#### [Problem to solve]
Some lines in the entries contain the word "Server". Copy all of them.

#### [Records provided]
★ ★ ★ ★ ★
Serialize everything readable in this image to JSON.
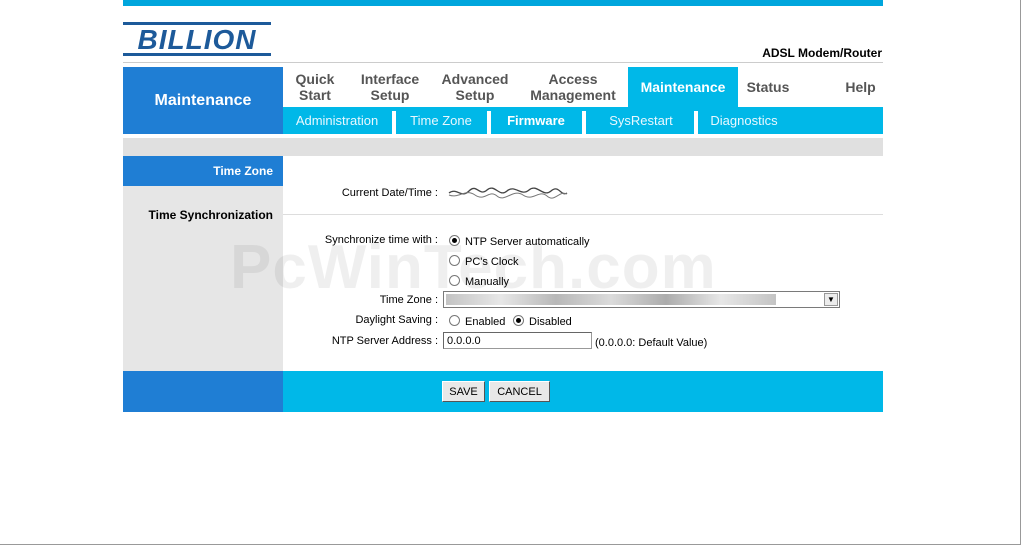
{
  "brand": {
    "logo_text": "BILLION",
    "model": "ADSL Modem/Router"
  },
  "section_title": "Maintenance",
  "nav": {
    "tabs": [
      {
        "line1": "Quick",
        "line2": "Start"
      },
      {
        "line1": "Interface",
        "line2": "Setup"
      },
      {
        "line1": "Advanced",
        "line2": "Setup"
      },
      {
        "line1": "Access",
        "line2": "Management"
      },
      {
        "line1": "Maintenance",
        "line2": ""
      },
      {
        "line1": "Status",
        "line2": ""
      },
      {
        "line1": "Help",
        "line2": ""
      }
    ],
    "subtabs": [
      "Administration",
      "Time Zone",
      "Firmware",
      "SysRestart",
      "Diagnostics"
    ]
  },
  "sidebar": {
    "timezone": "Time Zone",
    "timesync": "Time Synchronization"
  },
  "form": {
    "current_label": "Current Date/Time :",
    "sync_label": "Synchronize time with :",
    "sync_options": [
      "NTP Server automatically",
      "PC's Clock",
      "Manually"
    ],
    "tz_label": "Time Zone :",
    "dst_label": "Daylight Saving :",
    "dst_options": [
      "Enabled",
      "Disabled"
    ],
    "ntp_label": "NTP Server Address :",
    "ntp_value": "0.0.0.0",
    "ntp_hint": "(0.0.0.0: Default Value)"
  },
  "buttons": {
    "save": "SAVE",
    "cancel": "CANCEL"
  },
  "watermark": "PcWinTech.com",
  "colors": {
    "accent_blue": "#1f7ed4",
    "accent_cyan": "#00b8e8",
    "top_strip": "#00a6dd"
  }
}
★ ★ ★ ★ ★
#### [Answer space]
      "NTP Server automatically",
    "ntp_label": "NTP Server Address :",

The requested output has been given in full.